> Required work
Would you please copy only the lines from the line that contains "Output a JSON" to the end of the data below, exactly, leaving every picture out?

━━ Records provided ━━

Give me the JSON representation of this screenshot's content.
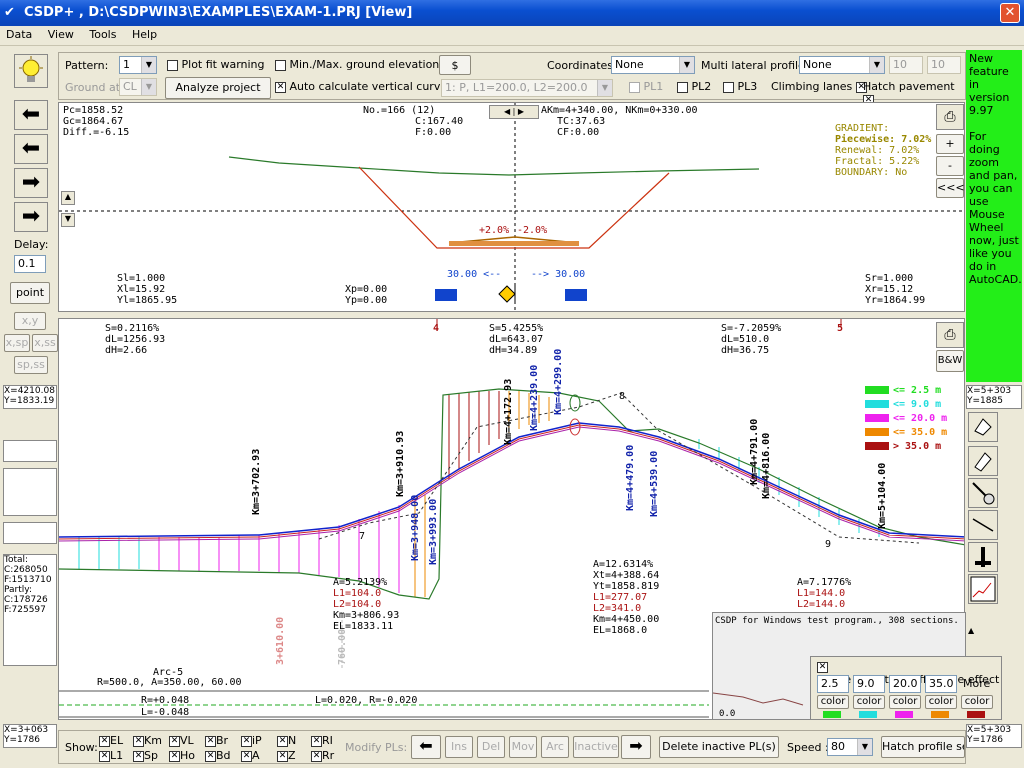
{
  "window": {
    "title": "CSDP+ , D:\\CSDPWIN3\\EXAMPLES\\EXAM-1.PRJ [View]",
    "close": "✕"
  },
  "menu": [
    "Data",
    "View",
    "Tools",
    "Help"
  ],
  "toolbar": {
    "pattern_label": "Pattern:",
    "pattern_value": "1",
    "ground_label": "Ground at:",
    "ground_value": "CL",
    "plot_fit_label": "Plot fit warning",
    "minmax_label": "Min./Max. ground elevations",
    "dollar_label": "$",
    "analyze_label": "Analyze project",
    "auto_calc_label": "Auto calculate vertical curves",
    "profile_formula": "1: P, L1=200.0, L2=200.0",
    "coordinates_label": "Coordinates:",
    "coordinates_value": "None",
    "multi_label": "Multi lateral profiles:",
    "multi_value": "None",
    "multi_a": "10",
    "multi_b": "10",
    "pl1": "PL1",
    "pl2": "PL2",
    "pl3": "PL3",
    "climbing": "Climbing lanes",
    "hatch_pavement": "Hatch pavement"
  },
  "green_info": "New feature in version 9.97\n\nFor doing zoom and pan, you can use Mouse Wheel now, just like you do in AutoCAD.",
  "left": {
    "delay_label": "Delay:",
    "delay_value": "0.1",
    "point_label": "point",
    "xy_label": "x,y",
    "xsp_label": "x,sp",
    "xss_label": "x,ss",
    "spss_label": "sp,ss"
  },
  "left_coords_1": "X=4210.08\nY=1833.19",
  "left_totals": "Total:\nC:268050\nF:1513710\nPartly:\nC:178726\nF:725597",
  "left_coords_2": "X=3+063\nY=1786",
  "right_coords_1": "X=5+303\nY=1885",
  "right_coords_2": "X=5+303\nY=1786",
  "cross": {
    "pc": "Pc=1858.52",
    "gc": "Gc=1864.67",
    "diff": "Diff.=-6.15",
    "no": "No.=166 (12)",
    "c": "C:167.40",
    "f": "F:0.00",
    "akm": "AKm=4+340.00, NKm=0+330.00",
    "tc": "TC:37.63",
    "cf": "CF:0.00",
    "gradient_title": "GRADIENT:",
    "piecewise": "Piecewise: 7.02%",
    "renewal": "Renewal:  7.02%",
    "fractal": "Fractal:  5.22%",
    "boundary": "BOUNDARY: No",
    "slope_left": "+2.0%",
    "slope_right": "-2.0%",
    "width_left": "30.00 <--",
    "width_right": "--> 30.00",
    "sl": "Sl=1.000",
    "xl": "Xl=15.92",
    "yl": "Yl=1865.95",
    "xp": "Xp=0.00",
    "yp": "Yp=0.00",
    "sr": "Sr=1.000",
    "xr": "Xr=15.12",
    "yr": "Yr=1864.99"
  },
  "profile": {
    "seg1_s": "S=0.2116%",
    "seg1_dl": "dL=1256.93",
    "seg1_dh": "dH=2.66",
    "seg2_s": "S=5.4255%",
    "seg2_dl": "dL=643.07",
    "seg2_dh": "dH=34.89",
    "seg3_s": "S=-7.2059%",
    "seg3_dl": "dL=510.0",
    "seg3_dh": "dH=36.75",
    "km4": "4",
    "km5": "5",
    "stations": [
      "Km=3+702.93",
      "Km=3+910.93",
      "Km=3+948.00",
      "Km=3+993.00",
      "Km=4+172.93",
      "Km=4+239.00",
      "Km=4+299.00",
      "Km=4+479.00",
      "Km=4+539.00",
      "Km=4+791.00",
      "Km=4+816.00",
      "Km=5+104.00"
    ],
    "pt7": "7",
    "pt8": "8",
    "pt9": "9",
    "vc1": [
      "A=5.2139%",
      "L1=104.0",
      "L2=104.0",
      "Km=3+806.93",
      "EL=1833.11"
    ],
    "vc2": [
      "A=12.6314%",
      "Xt=4+388.64",
      "Yt=1858.819",
      "L1=277.07",
      "L2=341.0",
      "Km=4+450.00",
      "EL=1868.0"
    ],
    "vc3": [
      "A=7.1776%",
      "L1=144.0",
      "L2=144.0"
    ],
    "vert1": "3+610.00",
    "vert2": "760.00",
    "arc_label": "Arc-5",
    "arc_params": "R=500.0, A=350.00, 60.00",
    "r_label": "R=+0.048",
    "l_label": "L=-0.048",
    "lr_label": "L=0.020, R=-0.020",
    "legend": [
      {
        "label": "<= 2.5 m",
        "color": "#22dd22"
      },
      {
        "label": "<= 9.0 m",
        "color": "#22dddd"
      },
      {
        "label": "<= 20.0 m",
        "color": "#ee22ee"
      },
      {
        "label": "<= 35.0 m",
        "color": "#ee8800"
      },
      {
        "label": ">  35.0 m",
        "color": "#aa1111"
      }
    ]
  },
  "info_panel": {
    "text": "CSDP for Windows test program., 308 sections.",
    "zero": "0.0"
  },
  "elev_panel": {
    "title": "Profile elevation difference effect",
    "v1": "2.5",
    "v2": "9.0",
    "v3": "20.0",
    "v4": "35.0",
    "more": "More",
    "color_label": "color"
  },
  "bottom": {
    "show_label": "Show:",
    "checks_top": [
      "EL",
      "Km",
      "VL",
      "Br",
      "iP",
      "N",
      "RI"
    ],
    "checks_bot": [
      "L1",
      "Sp",
      "Ho",
      "Bd",
      "A",
      "Z",
      "Rr"
    ],
    "modify_label": "Modify PLs:",
    "ins": "Ins",
    "del": "Del",
    "mov": "Mov",
    "arc": "Arc",
    "inactive": "Inactive",
    "delete_inactive": "Delete inactive PL(s)",
    "speed_label": "Speed :",
    "speed_value": "80",
    "hatch_profile": "Hatch profile set"
  },
  "side_buttons": {
    "plus": "+",
    "minus": "-",
    "back": "<<<",
    "bw": "B&W"
  },
  "colors": {
    "green": "#22dd22",
    "cyan": "#22dddd",
    "magenta": "#ee22ee",
    "orange": "#ee8800",
    "darkred": "#aa1111"
  }
}
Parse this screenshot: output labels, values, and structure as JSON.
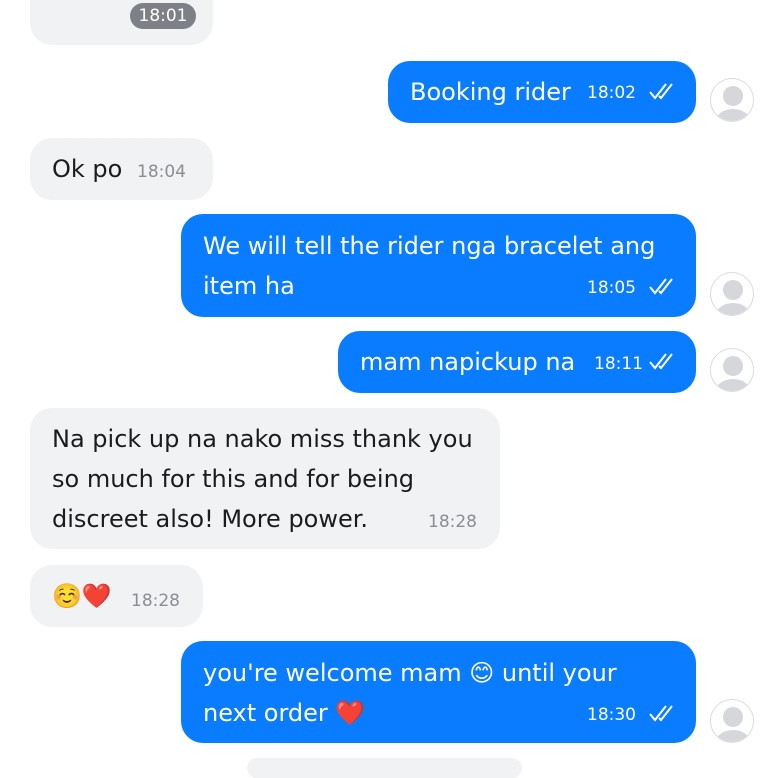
{
  "messages": [
    {
      "side": "in",
      "lines": [],
      "time": "18:01"
    },
    {
      "side": "out",
      "lines": [
        "Booking rider"
      ],
      "time": "18:02"
    },
    {
      "side": "in",
      "lines": [
        "Ok po"
      ],
      "time": "18:04"
    },
    {
      "side": "out",
      "lines": [
        "We will tell the rider nga bracelet ang",
        "item ha"
      ],
      "time": "18:05"
    },
    {
      "side": "out",
      "lines": [
        "mam napickup na"
      ],
      "time": "18:11"
    },
    {
      "side": "in",
      "lines": [
        "Na pick up na nako miss thank you",
        "so much for this and for being",
        "discreet also! More power."
      ],
      "time": "18:28"
    },
    {
      "side": "in",
      "lines": [
        "☺️❤️"
      ],
      "time": "18:28"
    },
    {
      "side": "out",
      "lines": [
        "you're welcome mam 😊 until your",
        "next order ❤️"
      ],
      "time": "18:30"
    }
  ],
  "icons": {
    "read_receipt": "double-check-icon",
    "avatar": "default-user-avatar-icon"
  },
  "colors": {
    "outgoing_bubble": "#0a7cff",
    "incoming_bubble": "#f1f2f4",
    "incoming_text": "#1c1c1e",
    "timestamp_gray": "#8a8d93",
    "avatar_gray": "#d5d7db"
  }
}
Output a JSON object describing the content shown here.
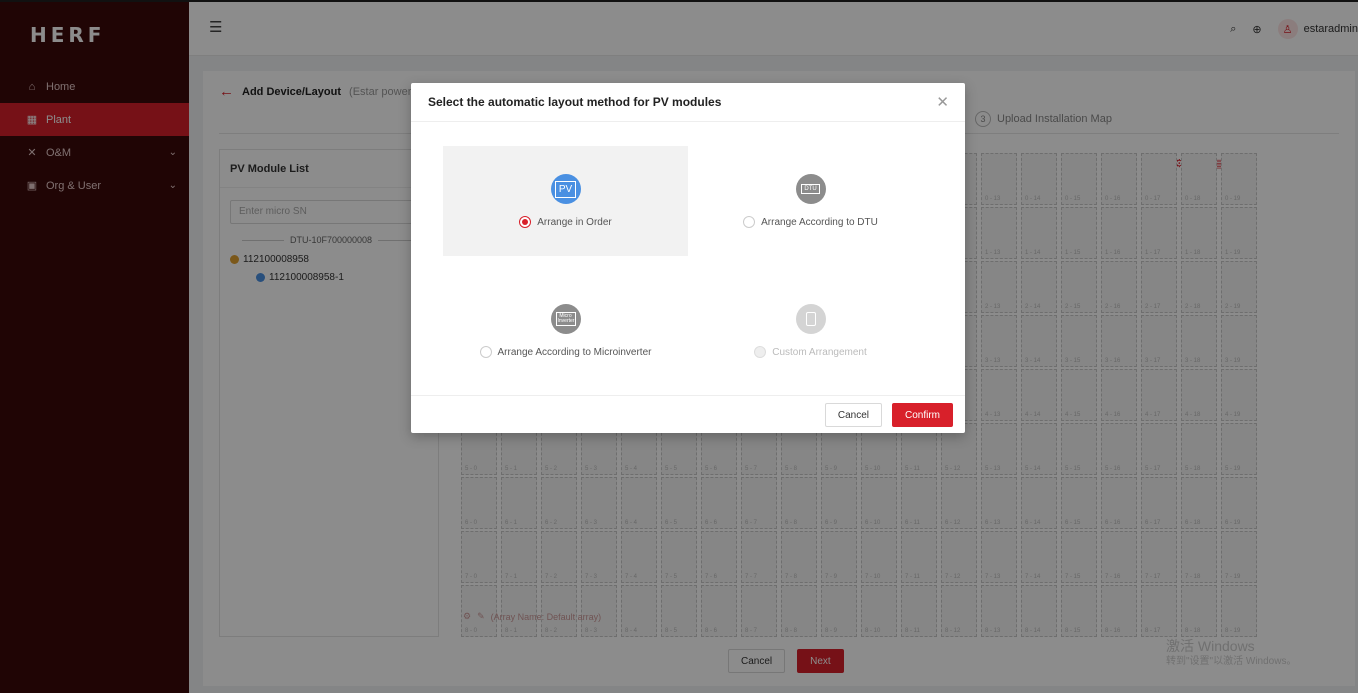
{
  "colors": {
    "accent": "#d8202a",
    "sidebar_bg": "#3b0a0a",
    "pv_blue": "#4a90e2",
    "icon_gray": "#8c8c8c"
  },
  "brand": {
    "logo": "HERF"
  },
  "sidebar": {
    "items": [
      {
        "label": "Home",
        "icon": "home-icon",
        "active": false
      },
      {
        "label": "Plant",
        "icon": "grid-icon",
        "active": true
      },
      {
        "label": "O&M",
        "icon": "tools-icon",
        "active": false
      },
      {
        "label": "Org & User",
        "icon": "user-icon",
        "active": false
      }
    ]
  },
  "header": {
    "username": "estaradmin"
  },
  "page": {
    "title": "Add Device/Layout",
    "subtitle": "(Estar power sta",
    "step_number": "3",
    "step_label": "Upload Installation Map"
  },
  "left_panel": {
    "title": "PV Module List",
    "search_placeholder": "Enter micro SN",
    "dtu": "DTU-10F700000008",
    "micro": "112100008958",
    "module": "112100008958-1"
  },
  "grid": {
    "rows": 9,
    "cols": 20,
    "array_name": "(Array Name: Default array)"
  },
  "footer": {
    "cancel": "Cancel",
    "next": "Next"
  },
  "modal": {
    "title": "Select the automatic layout method for PV modules",
    "options": [
      {
        "label": "Arrange in Order",
        "icon": "pv-icon",
        "icon_text": "PV",
        "selected": true,
        "disabled": false
      },
      {
        "label": "Arrange According to DTU",
        "icon": "dtu-icon",
        "icon_text": "DTU",
        "selected": false,
        "disabled": false
      },
      {
        "label": "Arrange According to Microinverter",
        "icon": "microinverter-icon",
        "icon_text": "Micro Inverter",
        "selected": false,
        "disabled": false
      },
      {
        "label": "Custom Arrangement",
        "icon": "custom-arrangement-icon",
        "icon_text": "",
        "selected": false,
        "disabled": true
      }
    ],
    "cancel": "Cancel",
    "confirm": "Confirm"
  },
  "watermark": {
    "line1": "激活 Windows",
    "line2": "转到\"设置\"以激活 Windows。"
  }
}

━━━

> Answer to the problem
Output a JSON object describing the content shown here.
{
  "colors": {
    "accent": "#d8202a",
    "sidebar_bg": "#3b0a0a",
    "pv_blue": "#4a90e2",
    "icon_gray": "#8c8c8c"
  },
  "brand": {
    "logo": "HERF"
  },
  "sidebar": {
    "items": [
      {
        "label": "Home",
        "icon": "home-icon",
        "active": false
      },
      {
        "label": "Plant",
        "icon": "grid-icon",
        "active": true
      },
      {
        "label": "O&M",
        "icon": "tools-icon",
        "active": false
      },
      {
        "label": "Org & User",
        "icon": "user-icon",
        "active": false
      }
    ]
  },
  "header": {
    "username": "estaradmin"
  },
  "page": {
    "title": "Add Device/Layout",
    "subtitle": "(Estar power sta",
    "step_number": "3",
    "step_label": "Upload Installation Map"
  },
  "left_panel": {
    "title": "PV Module List",
    "search_placeholder": "Enter micro SN",
    "dtu": "DTU-10F700000008",
    "micro": "112100008958",
    "module": "112100008958-1"
  },
  "grid": {
    "rows": 9,
    "cols": 20,
    "array_name": "(Array Name: Default array)"
  },
  "footer": {
    "cancel": "Cancel",
    "next": "Next"
  },
  "modal": {
    "title": "Select the automatic layout method for PV modules",
    "options": [
      {
        "label": "Arrange in Order",
        "icon": "pv-icon",
        "icon_text": "PV",
        "selected": true,
        "disabled": false
      },
      {
        "label": "Arrange According to DTU",
        "icon": "dtu-icon",
        "icon_text": "DTU",
        "selected": false,
        "disabled": false
      },
      {
        "label": "Arrange According to Microinverter",
        "icon": "microinverter-icon",
        "icon_text": "Micro Inverter",
        "selected": false,
        "disabled": false
      },
      {
        "label": "Custom Arrangement",
        "icon": "custom-arrangement-icon",
        "icon_text": "",
        "selected": false,
        "disabled": true
      }
    ],
    "cancel": "Cancel",
    "confirm": "Confirm"
  },
  "watermark": {
    "line1": "激活 Windows",
    "line2": "转到\"设置\"以激活 Windows。"
  }
}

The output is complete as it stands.